PROBLEM DESCRIPTION:
In the entries below, identify every line with the string "Material" and copy it.

DATA FOR THIS EXERCISE:
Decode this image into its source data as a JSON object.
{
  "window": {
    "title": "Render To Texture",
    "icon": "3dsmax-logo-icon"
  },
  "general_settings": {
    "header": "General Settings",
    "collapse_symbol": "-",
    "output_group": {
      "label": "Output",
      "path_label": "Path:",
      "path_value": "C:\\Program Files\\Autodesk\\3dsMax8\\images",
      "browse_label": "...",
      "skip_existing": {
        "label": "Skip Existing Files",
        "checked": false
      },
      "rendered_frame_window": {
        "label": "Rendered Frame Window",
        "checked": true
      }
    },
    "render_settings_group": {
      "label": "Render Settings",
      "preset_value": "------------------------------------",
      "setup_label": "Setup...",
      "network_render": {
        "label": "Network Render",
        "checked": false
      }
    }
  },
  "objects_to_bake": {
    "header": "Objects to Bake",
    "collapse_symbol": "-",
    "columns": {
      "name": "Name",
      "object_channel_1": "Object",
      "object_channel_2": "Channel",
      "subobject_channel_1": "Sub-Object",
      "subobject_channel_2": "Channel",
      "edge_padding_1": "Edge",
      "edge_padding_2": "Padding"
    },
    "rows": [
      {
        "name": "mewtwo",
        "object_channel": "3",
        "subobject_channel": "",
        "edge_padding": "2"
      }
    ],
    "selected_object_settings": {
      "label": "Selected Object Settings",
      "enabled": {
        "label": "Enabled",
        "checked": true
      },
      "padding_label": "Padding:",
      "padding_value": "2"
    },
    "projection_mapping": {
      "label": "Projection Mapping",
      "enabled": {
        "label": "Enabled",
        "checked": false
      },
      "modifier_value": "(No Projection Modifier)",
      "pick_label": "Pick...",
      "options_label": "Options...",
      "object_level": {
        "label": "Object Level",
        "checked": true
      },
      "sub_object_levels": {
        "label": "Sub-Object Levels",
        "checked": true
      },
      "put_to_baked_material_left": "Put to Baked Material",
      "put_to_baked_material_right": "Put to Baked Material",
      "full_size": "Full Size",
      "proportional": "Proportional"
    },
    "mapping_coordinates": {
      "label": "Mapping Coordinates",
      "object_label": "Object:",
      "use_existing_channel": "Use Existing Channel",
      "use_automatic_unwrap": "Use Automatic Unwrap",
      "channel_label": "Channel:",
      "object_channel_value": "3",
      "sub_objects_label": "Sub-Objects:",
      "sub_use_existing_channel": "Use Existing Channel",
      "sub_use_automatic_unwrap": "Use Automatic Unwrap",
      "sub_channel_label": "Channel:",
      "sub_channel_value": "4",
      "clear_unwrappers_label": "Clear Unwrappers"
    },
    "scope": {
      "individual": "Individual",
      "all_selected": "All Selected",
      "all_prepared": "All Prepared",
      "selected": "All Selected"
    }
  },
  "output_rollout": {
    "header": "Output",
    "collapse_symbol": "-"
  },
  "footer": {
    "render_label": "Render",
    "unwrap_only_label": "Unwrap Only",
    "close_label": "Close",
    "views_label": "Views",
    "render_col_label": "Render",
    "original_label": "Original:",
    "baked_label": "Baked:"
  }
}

OUTPUT BELOW:
      "put_to_baked_material_left": "Put to Baked Material",
      "put_to_baked_material_right": "Put to Baked Material",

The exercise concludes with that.